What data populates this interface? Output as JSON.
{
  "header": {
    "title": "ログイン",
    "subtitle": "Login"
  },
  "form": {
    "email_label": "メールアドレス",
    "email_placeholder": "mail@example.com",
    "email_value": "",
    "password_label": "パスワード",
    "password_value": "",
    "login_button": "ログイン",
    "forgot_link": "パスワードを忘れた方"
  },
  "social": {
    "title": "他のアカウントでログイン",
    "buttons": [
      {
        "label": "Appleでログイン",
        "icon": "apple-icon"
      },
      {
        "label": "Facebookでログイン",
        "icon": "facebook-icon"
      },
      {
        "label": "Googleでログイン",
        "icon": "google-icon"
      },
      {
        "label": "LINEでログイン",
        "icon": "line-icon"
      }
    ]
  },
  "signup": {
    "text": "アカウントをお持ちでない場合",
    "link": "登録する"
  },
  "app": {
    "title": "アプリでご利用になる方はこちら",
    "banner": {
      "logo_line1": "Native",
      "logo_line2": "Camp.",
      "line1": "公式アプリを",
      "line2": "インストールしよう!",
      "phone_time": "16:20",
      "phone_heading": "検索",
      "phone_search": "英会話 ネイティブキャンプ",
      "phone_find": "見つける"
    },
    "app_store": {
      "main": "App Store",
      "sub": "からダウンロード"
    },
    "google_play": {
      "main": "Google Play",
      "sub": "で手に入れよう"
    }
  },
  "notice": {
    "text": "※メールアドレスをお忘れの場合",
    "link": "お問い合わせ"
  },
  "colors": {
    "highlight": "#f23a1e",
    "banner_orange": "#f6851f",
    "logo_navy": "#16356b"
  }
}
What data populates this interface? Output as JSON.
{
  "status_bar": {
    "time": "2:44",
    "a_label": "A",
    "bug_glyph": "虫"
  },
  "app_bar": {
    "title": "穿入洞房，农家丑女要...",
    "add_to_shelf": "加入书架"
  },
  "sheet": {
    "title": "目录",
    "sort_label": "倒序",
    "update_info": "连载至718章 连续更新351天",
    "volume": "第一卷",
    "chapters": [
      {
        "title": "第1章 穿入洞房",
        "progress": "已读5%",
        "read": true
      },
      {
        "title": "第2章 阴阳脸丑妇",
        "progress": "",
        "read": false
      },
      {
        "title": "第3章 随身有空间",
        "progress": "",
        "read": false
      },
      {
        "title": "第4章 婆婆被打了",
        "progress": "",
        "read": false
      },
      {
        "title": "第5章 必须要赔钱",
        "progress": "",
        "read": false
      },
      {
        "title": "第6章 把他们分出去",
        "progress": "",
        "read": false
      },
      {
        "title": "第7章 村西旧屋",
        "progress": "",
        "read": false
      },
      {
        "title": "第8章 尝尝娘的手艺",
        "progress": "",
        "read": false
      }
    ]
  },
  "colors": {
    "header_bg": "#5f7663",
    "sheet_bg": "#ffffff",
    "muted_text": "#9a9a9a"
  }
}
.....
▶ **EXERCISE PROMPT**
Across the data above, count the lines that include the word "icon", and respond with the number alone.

▶ **RESPONSE BELOW**
4